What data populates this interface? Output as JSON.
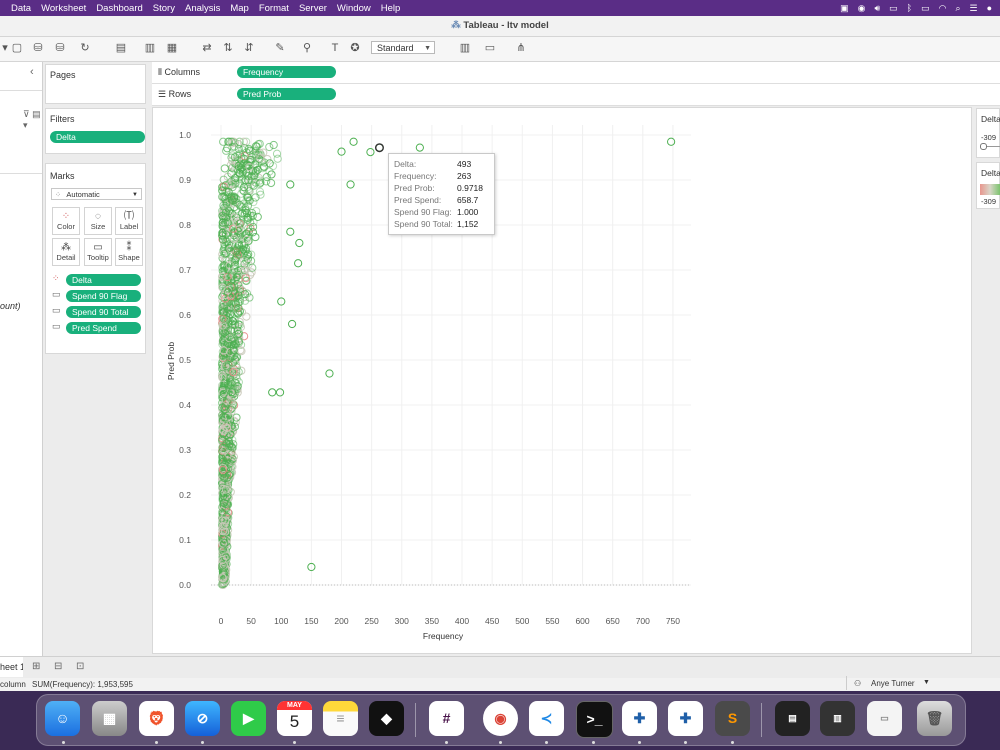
{
  "menubar": {
    "items": [
      "Data",
      "Worksheet",
      "Dashboard",
      "Story",
      "Analysis",
      "Map",
      "Format",
      "Server",
      "Window",
      "Help"
    ]
  },
  "window": {
    "title": "Tableau - ltv model"
  },
  "toolbar": {
    "mark_size_dropdown": "Standard"
  },
  "cards": {
    "pages_title": "Pages",
    "filters_title": "Filters",
    "filter_pills": [
      "Delta"
    ],
    "marks_title": "Marks",
    "mark_type": "Automatic",
    "mark_buttons": [
      "Color",
      "Size",
      "Label",
      "Detail",
      "Tooltip",
      "Shape"
    ],
    "mark_pills": [
      "Delta",
      "Spend 90 Flag",
      "Spend 90 Total",
      "Pred Spend"
    ]
  },
  "datapane": {
    "partial_text": "ount)"
  },
  "shelves": {
    "columns_label": "Columns",
    "columns_pill": "Frequency",
    "rows_label": "Rows",
    "rows_pill": "Pred Prob"
  },
  "chart_data": {
    "type": "scatter",
    "xlabel": "Frequency",
    "ylabel": "Pred Prob",
    "xlim": [
      0,
      780
    ],
    "ylim": [
      0,
      1.0
    ],
    "x_ticks": [
      0,
      50,
      100,
      150,
      200,
      250,
      300,
      350,
      400,
      450,
      500,
      550,
      600,
      650,
      700,
      750
    ],
    "y_ticks": [
      "0.0",
      "0.1",
      "0.2",
      "0.3",
      "0.4",
      "0.5",
      "0.6",
      "0.7",
      "0.8",
      "0.9",
      "1.0"
    ],
    "color_by": "Delta",
    "colors": {
      "positive": "#4caf50",
      "neutral": "#c9c9b9",
      "negative": "#e88a8a"
    },
    "highlighted_point": {
      "x": 263,
      "y": 0.9718
    },
    "outlier_points": [
      {
        "x": 747,
        "y": 0.985
      },
      {
        "x": 330,
        "y": 0.972
      },
      {
        "x": 263,
        "y": 0.9718
      },
      {
        "x": 248,
        "y": 0.962
      },
      {
        "x": 220,
        "y": 0.985
      },
      {
        "x": 200,
        "y": 0.963
      },
      {
        "x": 215,
        "y": 0.89
      },
      {
        "x": 180,
        "y": 0.47
      },
      {
        "x": 150,
        "y": 0.04
      },
      {
        "x": 130,
        "y": 0.76
      },
      {
        "x": 128,
        "y": 0.715
      },
      {
        "x": 118,
        "y": 0.58
      },
      {
        "x": 115,
        "y": 0.785
      },
      {
        "x": 115,
        "y": 0.89
      },
      {
        "x": 85,
        "y": 0.428
      },
      {
        "x": 98,
        "y": 0.428
      },
      {
        "x": 100,
        "y": 0.63
      }
    ]
  },
  "tooltip": {
    "rows": [
      {
        "k": "Delta:",
        "v": "493"
      },
      {
        "k": "Frequency:",
        "v": "263"
      },
      {
        "k": "Pred Prob:",
        "v": "0.9718"
      },
      {
        "k": "Pred Spend:",
        "v": "658.7"
      },
      {
        "k": "Spend 90 Flag:",
        "v": "1.000"
      },
      {
        "k": "Spend 90 Total:",
        "v": "1,152"
      }
    ]
  },
  "rightpane": {
    "delta_label_1": "Delta",
    "delta_value_1": "-309",
    "delta_label_2": "Delta",
    "delta_value_2": "-309"
  },
  "sheettabs": {
    "current_sheet": "heet 1"
  },
  "statusbar": {
    "left_text": "column",
    "summary": "SUM(Frequency): 1,953,595",
    "user": "Anye Turner"
  },
  "dock": {
    "calendar_month": "MAY",
    "calendar_day": "5",
    "apps": [
      "finder",
      "launchpad",
      "brave",
      "safari",
      "facetime",
      "calendar",
      "notes",
      "tidal",
      "slack",
      "chrome",
      "vscode",
      "terminal",
      "tableau",
      "tableau",
      "sublime",
      "trash"
    ]
  }
}
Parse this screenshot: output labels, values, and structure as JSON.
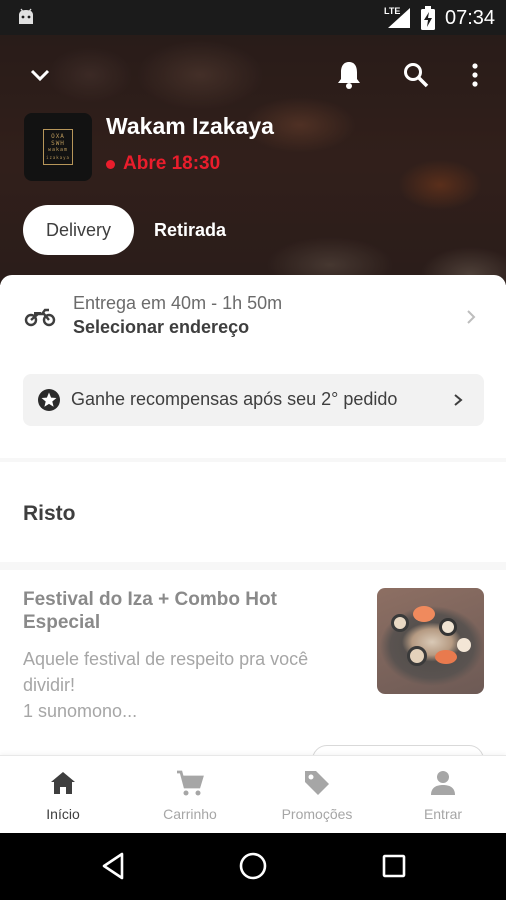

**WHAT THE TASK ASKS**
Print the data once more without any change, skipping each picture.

**RESPONSE TO THE TASK**
What data populates this interface? Output as JSON.
{
  "menubar": {
    "items": [
      "Data",
      "Worksheet",
      "Dashboard",
      "Story",
      "Analysis",
      "Map",
      "Format",
      "Server",
      "Window",
      "Help"
    ]
  },
  "window": {
    "title": "Tableau - ltv model"
  },
  "toolbar": {
    "mark_size_dropdown": "Standard"
  },
  "cards": {
    "pages_title": "Pages",
    "filters_title": "Filters",
    "filter_pills": [
      "Delta"
    ],
    "marks_title": "Marks",
    "mark_type": "Automatic",
    "mark_buttons": [
      "Color",
      "Size",
      "Label",
      "Detail",
      "Tooltip",
      "Shape"
    ],
    "mark_pills": [
      "Delta",
      "Spend 90 Flag",
      "Spend 90 Total",
      "Pred Spend"
    ]
  },
  "datapane": {
    "partial_text": "ount)"
  },
  "shelves": {
    "columns_label": "Columns",
    "columns_pill": "Frequency",
    "rows_label": "Rows",
    "rows_pill": "Pred Prob"
  },
  "chart_data": {
    "type": "scatter",
    "xlabel": "Frequency",
    "ylabel": "Pred Prob",
    "xlim": [
      0,
      780
    ],
    "ylim": [
      0,
      1.0
    ],
    "x_ticks": [
      0,
      50,
      100,
      150,
      200,
      250,
      300,
      350,
      400,
      450,
      500,
      550,
      600,
      650,
      700,
      750
    ],
    "y_ticks": [
      "0.0",
      "0.1",
      "0.2",
      "0.3",
      "0.4",
      "0.5",
      "0.6",
      "0.7",
      "0.8",
      "0.9",
      "1.0"
    ],
    "color_by": "Delta",
    "colors": {
      "positive": "#4caf50",
      "neutral": "#c9c9b9",
      "negative": "#e88a8a"
    },
    "highlighted_point": {
      "x": 263,
      "y": 0.9718
    },
    "outlier_points": [
      {
        "x": 747,
        "y": 0.985
      },
      {
        "x": 330,
        "y": 0.972
      },
      {
        "x": 263,
        "y": 0.9718
      },
      {
        "x": 248,
        "y": 0.962
      },
      {
        "x": 220,
        "y": 0.985
      },
      {
        "x": 200,
        "y": 0.963
      },
      {
        "x": 215,
        "y": 0.89
      },
      {
        "x": 180,
        "y": 0.47
      },
      {
        "x": 150,
        "y": 0.04
      },
      {
        "x": 130,
        "y": 0.76
      },
      {
        "x": 128,
        "y": 0.715
      },
      {
        "x": 118,
        "y": 0.58
      },
      {
        "x": 115,
        "y": 0.785
      },
      {
        "x": 115,
        "y": 0.89
      },
      {
        "x": 85,
        "y": 0.428
      },
      {
        "x": 98,
        "y": 0.428
      },
      {
        "x": 100,
        "y": 0.63
      }
    ]
  },
  "tooltip": {
    "rows": [
      {
        "k": "Delta:",
        "v": "493"
      },
      {
        "k": "Frequency:",
        "v": "263"
      },
      {
        "k": "Pred Prob:",
        "v": "0.9718"
      },
      {
        "k": "Pred Spend:",
        "v": "658.7"
      },
      {
        "k": "Spend 90 Flag:",
        "v": "1.000"
      },
      {
        "k": "Spend 90 Total:",
        "v": "1,152"
      }
    ]
  },
  "rightpane": {
    "delta_label_1": "Delta",
    "delta_value_1": "-309",
    "delta_label_2": "Delta",
    "delta_value_2": "-309"
  },
  "sheettabs": {
    "current_sheet": "heet 1"
  },
  "statusbar": {
    "left_text": "column",
    "summary": "SUM(Frequency): 1,953,595",
    "user": "Anye Turner"
  },
  "dock": {
    "calendar_month": "MAY",
    "calendar_day": "5",
    "apps": [
      "finder",
      "launchpad",
      "brave",
      "safari",
      "facetime",
      "calendar",
      "notes",
      "tidal",
      "slack",
      "chrome",
      "vscode",
      "terminal",
      "tableau",
      "tableau",
      "sublime",
      "trash"
    ]
  }
}
Parse this screenshot: output labels, values, and structure as JSON.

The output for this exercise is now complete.